What the task asks> Please return the full listing. Every line must match exactly.

Data for this task>
━━━━━━━━━━━━━━━━━━━━━━━━━━━━━━

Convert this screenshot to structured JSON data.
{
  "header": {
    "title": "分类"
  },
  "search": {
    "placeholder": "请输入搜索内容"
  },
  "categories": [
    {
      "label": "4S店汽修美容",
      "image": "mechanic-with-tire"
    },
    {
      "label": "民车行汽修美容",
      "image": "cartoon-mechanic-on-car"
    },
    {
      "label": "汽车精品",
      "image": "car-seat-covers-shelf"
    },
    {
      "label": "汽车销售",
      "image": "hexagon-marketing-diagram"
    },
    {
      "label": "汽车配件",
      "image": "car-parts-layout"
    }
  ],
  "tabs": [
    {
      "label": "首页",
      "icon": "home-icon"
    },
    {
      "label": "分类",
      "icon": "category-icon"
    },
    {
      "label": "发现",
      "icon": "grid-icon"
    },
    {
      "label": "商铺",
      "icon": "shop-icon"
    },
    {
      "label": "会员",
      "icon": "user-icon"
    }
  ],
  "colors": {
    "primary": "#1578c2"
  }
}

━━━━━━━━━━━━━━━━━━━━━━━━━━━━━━

Answer box>
Convert this screenshot to structured JSON data.
{
  "header": {
    "title": "分类"
  },
  "search": {
    "placeholder": "请输入搜索内容"
  },
  "categories": [
    {
      "label": "4S店汽修美容",
      "image": "mechanic-with-tire"
    },
    {
      "label": "民车行汽修美容",
      "image": "cartoon-mechanic-on-car"
    },
    {
      "label": "汽车精品",
      "image": "car-seat-covers-shelf"
    },
    {
      "label": "汽车销售",
      "image": "hexagon-marketing-diagram"
    },
    {
      "label": "汽车配件",
      "image": "car-parts-layout"
    }
  ],
  "tabs": [
    {
      "label": "首页",
      "icon": "home-icon"
    },
    {
      "label": "分类",
      "icon": "category-icon"
    },
    {
      "label": "发现",
      "icon": "grid-icon"
    },
    {
      "label": "商铺",
      "icon": "shop-icon"
    },
    {
      "label": "会员",
      "icon": "user-icon"
    }
  ],
  "colors": {
    "primary": "#1578c2"
  }
}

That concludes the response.